A report released by the Local Government Association (LGA) today highlights a chronic lack of funding for adult social care in England and Wales
The Adult social care funding: 2016 state of the nation report outlines the repercussions for social care of the 40 per cent real terms reduction to their core government grant that local councils have had to deal with since 2010. Cost pressures necessarily have to be offset by further savings – and those pressures include inflation, increased demand, and increases to core costs such as pensions, National Insurance and the National Living Wage.
The message that the sector is underfunded is, as the LGA social care report puts it, unanimous and unequivocal. The Association is urging the government to address the issue in this month’s Autumn Statement.
Funding gap impossible to close
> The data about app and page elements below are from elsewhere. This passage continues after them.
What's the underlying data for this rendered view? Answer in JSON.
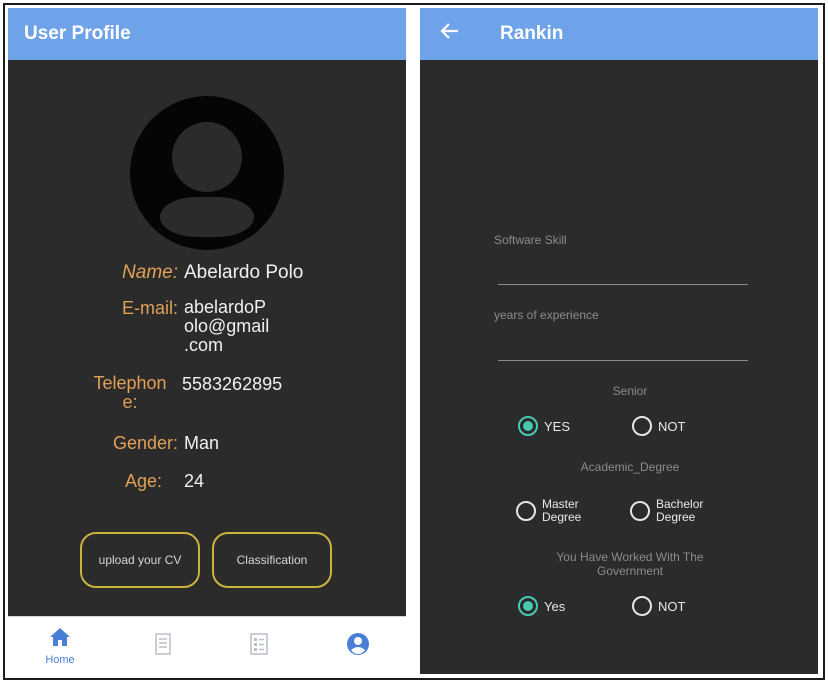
{
  "left_screen": {
    "title": "User Profile",
    "profile": {
      "name_label": "Name:",
      "name_value": "Abelardo Polo",
      "email_label": "E-mail:",
      "email_value": [
        "abelardoP",
        "olo@gmail",
        ".com"
      ],
      "telephone_label": [
        "Telephon",
        "e:"
      ],
      "telephone_value": "5583262895",
      "gender_label": "Gender:",
      "gender_value": "Man",
      "age_label": "Age:",
      "age_value": "24"
    },
    "buttons": {
      "upload_cv": "upload your CV",
      "classification": "Classification"
    },
    "bottom_nav": {
      "items": [
        {
          "label": "Home",
          "icon": "home-icon",
          "active": true
        },
        {
          "label": "",
          "icon": "document-icon",
          "active": false
        },
        {
          "label": "",
          "icon": "checklist-icon",
          "active": false
        },
        {
          "label": "",
          "icon": "account-circle-icon",
          "active": false
        }
      ]
    }
  },
  "right_screen": {
    "title": "Rankin",
    "back_icon": "arrow-left-icon",
    "fields": {
      "software_skill_placeholder": "Software Skill",
      "experience_placeholder": "years of experience"
    },
    "senior": {
      "label": "Senior",
      "options": [
        "YES",
        "NOT"
      ],
      "selected": "YES"
    },
    "academic_degree": {
      "label": "Academic_Degree",
      "options": [
        [
          "Master",
          "Degree"
        ],
        [
          "Bachelor",
          "Degree"
        ]
      ],
      "selected": null
    },
    "government": {
      "label": [
        "You Have Worked With The",
        "Government"
      ],
      "options": [
        "Yes",
        "NOT"
      ],
      "selected": "Yes"
    }
  },
  "colors": {
    "app_bar": "#6ea2e9",
    "background": "#2b2b2b",
    "label_accent": "#e0a055",
    "button_border": "#c9b23e",
    "radio_selected": "#45c9b2",
    "nav_active": "#4a7fd6"
  }
}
By LGA estimates, local government faces an overall funding gap of £5.8 billion by 2019/20. Where councils have adult social care responsibilities, approximately 30-35 per cent of their total budget will go towards adult social care. Even using the government’s “ambitious” assumptions around council tax and the improved Better Care Fund, the organisation calculates that adult social care faces a funding gap of £1.3 billion by the end of the decade. This is just part of the £5.8 billion funding gap facing local government overall.
“As the Government gears up for the Autumn Statement – its first major chance to lay the foundations for realising that vision – it is imperative that the adequacy, affordability and quality of adult social care is treated as an essential measure in shaping that vision further and defining how it will be achieved,” wrote Councillor Izzi Seccombe, chair of the Local Government Association’s Community Wellbeing Board, in the foreword to the document.
“A lack of recognition in terms of profile has combined with a lack of recognition in terms of funding to place our care and support system under enormous pressure.”
No more burning injustice
Indeed, data from the UK Home Care Association last week revealed the unsustainable state of the home care market, with council cutbacks leaving agencies facing a funding shortfall, struggling to recruit staff and maintain quality.
“Spending cuts and the unwillingness of successive governments to reform the funding system have left social care in a perilous state,” commented Richard Humphries, Assistant Director of Policy at The King’s Fund, who contributed to the report.
“The top priority for the Autumn Statement later this month must be to increase funding for social care. This is a key test of the Prime Minister’s promise of a more equal country that works for everyone – there is no more burning injustice in Britain today than older and disabled people being denied the care they need to live with independence and dignity.”
As the report states, the loud and clear calls from across the sector for urgent funding will remain unanswered as long as social care is not viewed as a priority by the general public. Long-term change will depend on raising awareness amongst citizens of “what social care is, why it matters, and why it must be valued” – not just on securing more short-term funding from central government.
“The crisis in social care is also exacerbating pressures on the NHS, with record numbers of patients who are fit to be discharged finding themselves delayed in hospital,” Humphries added. “It defies all sense and reason that social care spending will slip back to less than one per cent of GDP by the end of the parliament when the number of older and disabled people is increasing and demand for services is rising.”